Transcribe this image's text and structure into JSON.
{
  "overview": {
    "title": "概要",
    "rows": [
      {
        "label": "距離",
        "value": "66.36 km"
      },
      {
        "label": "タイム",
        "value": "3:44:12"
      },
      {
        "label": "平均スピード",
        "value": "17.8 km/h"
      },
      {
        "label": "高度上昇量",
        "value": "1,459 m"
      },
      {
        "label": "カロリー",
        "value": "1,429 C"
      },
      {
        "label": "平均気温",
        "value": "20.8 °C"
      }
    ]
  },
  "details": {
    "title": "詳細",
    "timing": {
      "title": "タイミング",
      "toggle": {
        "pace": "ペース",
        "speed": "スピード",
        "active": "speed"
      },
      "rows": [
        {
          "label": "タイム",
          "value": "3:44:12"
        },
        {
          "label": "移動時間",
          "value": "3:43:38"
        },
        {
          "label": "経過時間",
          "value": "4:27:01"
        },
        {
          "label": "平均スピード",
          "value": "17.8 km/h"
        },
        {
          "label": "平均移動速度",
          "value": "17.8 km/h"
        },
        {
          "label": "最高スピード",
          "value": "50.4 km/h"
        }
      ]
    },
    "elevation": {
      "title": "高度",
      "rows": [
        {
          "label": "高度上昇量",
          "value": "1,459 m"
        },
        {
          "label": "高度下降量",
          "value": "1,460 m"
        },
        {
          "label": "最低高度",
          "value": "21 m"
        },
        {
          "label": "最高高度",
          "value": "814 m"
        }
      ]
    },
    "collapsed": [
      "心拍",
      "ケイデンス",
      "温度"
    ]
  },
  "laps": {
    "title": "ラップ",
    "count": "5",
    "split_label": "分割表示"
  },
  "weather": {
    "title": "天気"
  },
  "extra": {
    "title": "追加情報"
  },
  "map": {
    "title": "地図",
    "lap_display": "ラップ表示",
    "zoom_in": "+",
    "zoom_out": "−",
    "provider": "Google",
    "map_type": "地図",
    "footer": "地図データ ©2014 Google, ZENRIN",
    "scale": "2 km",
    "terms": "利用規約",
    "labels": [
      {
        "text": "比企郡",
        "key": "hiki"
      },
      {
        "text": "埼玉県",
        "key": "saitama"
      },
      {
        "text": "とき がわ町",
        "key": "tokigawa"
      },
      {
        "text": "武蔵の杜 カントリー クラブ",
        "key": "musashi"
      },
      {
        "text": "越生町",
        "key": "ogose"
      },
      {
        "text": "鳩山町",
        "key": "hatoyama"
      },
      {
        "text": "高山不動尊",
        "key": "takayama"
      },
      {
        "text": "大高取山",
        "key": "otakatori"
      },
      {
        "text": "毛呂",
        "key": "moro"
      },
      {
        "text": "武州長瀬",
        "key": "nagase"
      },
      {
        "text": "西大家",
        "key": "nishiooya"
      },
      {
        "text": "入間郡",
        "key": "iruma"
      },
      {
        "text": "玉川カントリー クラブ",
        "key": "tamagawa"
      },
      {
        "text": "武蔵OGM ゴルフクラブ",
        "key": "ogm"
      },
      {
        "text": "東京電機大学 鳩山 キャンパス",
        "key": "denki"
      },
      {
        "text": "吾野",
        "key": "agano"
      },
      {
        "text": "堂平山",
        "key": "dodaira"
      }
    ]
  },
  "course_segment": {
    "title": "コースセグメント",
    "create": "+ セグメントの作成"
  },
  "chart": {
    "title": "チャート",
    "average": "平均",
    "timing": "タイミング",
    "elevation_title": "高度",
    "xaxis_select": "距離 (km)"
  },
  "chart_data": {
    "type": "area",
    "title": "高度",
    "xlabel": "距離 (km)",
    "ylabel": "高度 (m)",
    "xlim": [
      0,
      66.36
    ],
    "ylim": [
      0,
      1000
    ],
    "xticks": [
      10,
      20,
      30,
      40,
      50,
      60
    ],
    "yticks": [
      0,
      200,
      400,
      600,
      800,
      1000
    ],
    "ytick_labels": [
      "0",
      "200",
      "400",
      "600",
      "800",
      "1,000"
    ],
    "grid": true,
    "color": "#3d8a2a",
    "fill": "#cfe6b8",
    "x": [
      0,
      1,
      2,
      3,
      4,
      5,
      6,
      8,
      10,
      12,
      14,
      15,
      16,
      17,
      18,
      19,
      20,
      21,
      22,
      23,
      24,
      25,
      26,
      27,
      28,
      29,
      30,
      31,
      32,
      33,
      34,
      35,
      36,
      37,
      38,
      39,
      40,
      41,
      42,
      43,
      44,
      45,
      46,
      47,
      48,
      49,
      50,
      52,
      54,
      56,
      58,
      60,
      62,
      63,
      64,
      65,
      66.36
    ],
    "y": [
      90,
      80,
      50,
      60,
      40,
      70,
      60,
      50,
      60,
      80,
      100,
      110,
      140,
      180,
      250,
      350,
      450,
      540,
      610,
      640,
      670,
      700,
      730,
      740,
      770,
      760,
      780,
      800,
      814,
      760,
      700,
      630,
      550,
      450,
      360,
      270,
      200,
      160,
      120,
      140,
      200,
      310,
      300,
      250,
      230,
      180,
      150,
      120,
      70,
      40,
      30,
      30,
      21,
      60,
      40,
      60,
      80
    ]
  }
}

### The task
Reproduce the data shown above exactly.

### Written reply
Transcribe this image's text and structure into JSON.
{
  "overview": {
    "title": "概要",
    "rows": [
      {
        "label": "距離",
        "value": "66.36 km"
      },
      {
        "label": "タイム",
        "value": "3:44:12"
      },
      {
        "label": "平均スピード",
        "value": "17.8 km/h"
      },
      {
        "label": "高度上昇量",
        "value": "1,459 m"
      },
      {
        "label": "カロリー",
        "value": "1,429 C"
      },
      {
        "label": "平均気温",
        "value": "20.8 °C"
      }
    ]
  },
  "details": {
    "title": "詳細",
    "timing": {
      "title": "タイミング",
      "toggle": {
        "pace": "ペース",
        "speed": "スピード",
        "active": "speed"
      },
      "rows": [
        {
          "label": "タイム",
          "value": "3:44:12"
        },
        {
          "label": "移動時間",
          "value": "3:43:38"
        },
        {
          "label": "経過時間",
          "value": "4:27:01"
        },
        {
          "label": "平均スピード",
          "value": "17.8 km/h"
        },
        {
          "label": "平均移動速度",
          "value": "17.8 km/h"
        },
        {
          "label": "最高スピード",
          "value": "50.4 km/h"
        }
      ]
    },
    "elevation": {
      "title": "高度",
      "rows": [
        {
          "label": "高度上昇量",
          "value": "1,459 m"
        },
        {
          "label": "高度下降量",
          "value": "1,460 m"
        },
        {
          "label": "最低高度",
          "value": "21 m"
        },
        {
          "label": "最高高度",
          "value": "814 m"
        }
      ]
    },
    "collapsed": [
      "心拍",
      "ケイデンス",
      "温度"
    ]
  },
  "laps": {
    "title": "ラップ",
    "count": "5",
    "split_label": "分割表示"
  },
  "weather": {
    "title": "天気"
  },
  "extra": {
    "title": "追加情報"
  },
  "map": {
    "title": "地図",
    "lap_display": "ラップ表示",
    "zoom_in": "+",
    "zoom_out": "−",
    "provider": "Google",
    "map_type": "地図",
    "footer": "地図データ ©2014 Google, ZENRIN",
    "scale": "2 km",
    "terms": "利用規約",
    "labels": [
      {
        "text": "比企郡",
        "key": "hiki"
      },
      {
        "text": "埼玉県",
        "key": "saitama"
      },
      {
        "text": "とき がわ町",
        "key": "tokigawa"
      },
      {
        "text": "武蔵の杜 カントリー クラブ",
        "key": "musashi"
      },
      {
        "text": "越生町",
        "key": "ogose"
      },
      {
        "text": "鳩山町",
        "key": "hatoyama"
      },
      {
        "text": "高山不動尊",
        "key": "takayama"
      },
      {
        "text": "大高取山",
        "key": "otakatori"
      },
      {
        "text": "毛呂",
        "key": "moro"
      },
      {
        "text": "武州長瀬",
        "key": "nagase"
      },
      {
        "text": "西大家",
        "key": "nishiooya"
      },
      {
        "text": "入間郡",
        "key": "iruma"
      },
      {
        "text": "玉川カントリー クラブ",
        "key": "tamagawa"
      },
      {
        "text": "武蔵OGM ゴルフクラブ",
        "key": "ogm"
      },
      {
        "text": "東京電機大学 鳩山 キャンパス",
        "key": "denki"
      },
      {
        "text": "吾野",
        "key": "agano"
      },
      {
        "text": "堂平山",
        "key": "dodaira"
      }
    ]
  },
  "course_segment": {
    "title": "コースセグメント",
    "create": "+ セグメントの作成"
  },
  "chart": {
    "title": "チャート",
    "average": "平均",
    "timing": "タイミング",
    "elevation_title": "高度",
    "xaxis_select": "距離 (km)"
  },
  "chart_data": {
    "type": "area",
    "title": "高度",
    "xlabel": "距離 (km)",
    "ylabel": "高度 (m)",
    "xlim": [
      0,
      66.36
    ],
    "ylim": [
      0,
      1000
    ],
    "xticks": [
      10,
      20,
      30,
      40,
      50,
      60
    ],
    "yticks": [
      0,
      200,
      400,
      600,
      800,
      1000
    ],
    "ytick_labels": [
      "0",
      "200",
      "400",
      "600",
      "800",
      "1,000"
    ],
    "grid": true,
    "color": "#3d8a2a",
    "fill": "#cfe6b8",
    "x": [
      0,
      1,
      2,
      3,
      4,
      5,
      6,
      8,
      10,
      12,
      14,
      15,
      16,
      17,
      18,
      19,
      20,
      21,
      22,
      23,
      24,
      25,
      26,
      27,
      28,
      29,
      30,
      31,
      32,
      33,
      34,
      35,
      36,
      37,
      38,
      39,
      40,
      41,
      42,
      43,
      44,
      45,
      46,
      47,
      48,
      49,
      50,
      52,
      54,
      56,
      58,
      60,
      62,
      63,
      64,
      65,
      66.36
    ],
    "y": [
      90,
      80,
      50,
      60,
      40,
      70,
      60,
      50,
      60,
      80,
      100,
      110,
      140,
      180,
      250,
      350,
      450,
      540,
      610,
      640,
      670,
      700,
      730,
      740,
      770,
      760,
      780,
      800,
      814,
      760,
      700,
      630,
      550,
      450,
      360,
      270,
      200,
      160,
      120,
      140,
      200,
      310,
      300,
      250,
      230,
      180,
      150,
      120,
      70,
      40,
      30,
      30,
      21,
      60,
      40,
      60,
      80
    ]
  }
}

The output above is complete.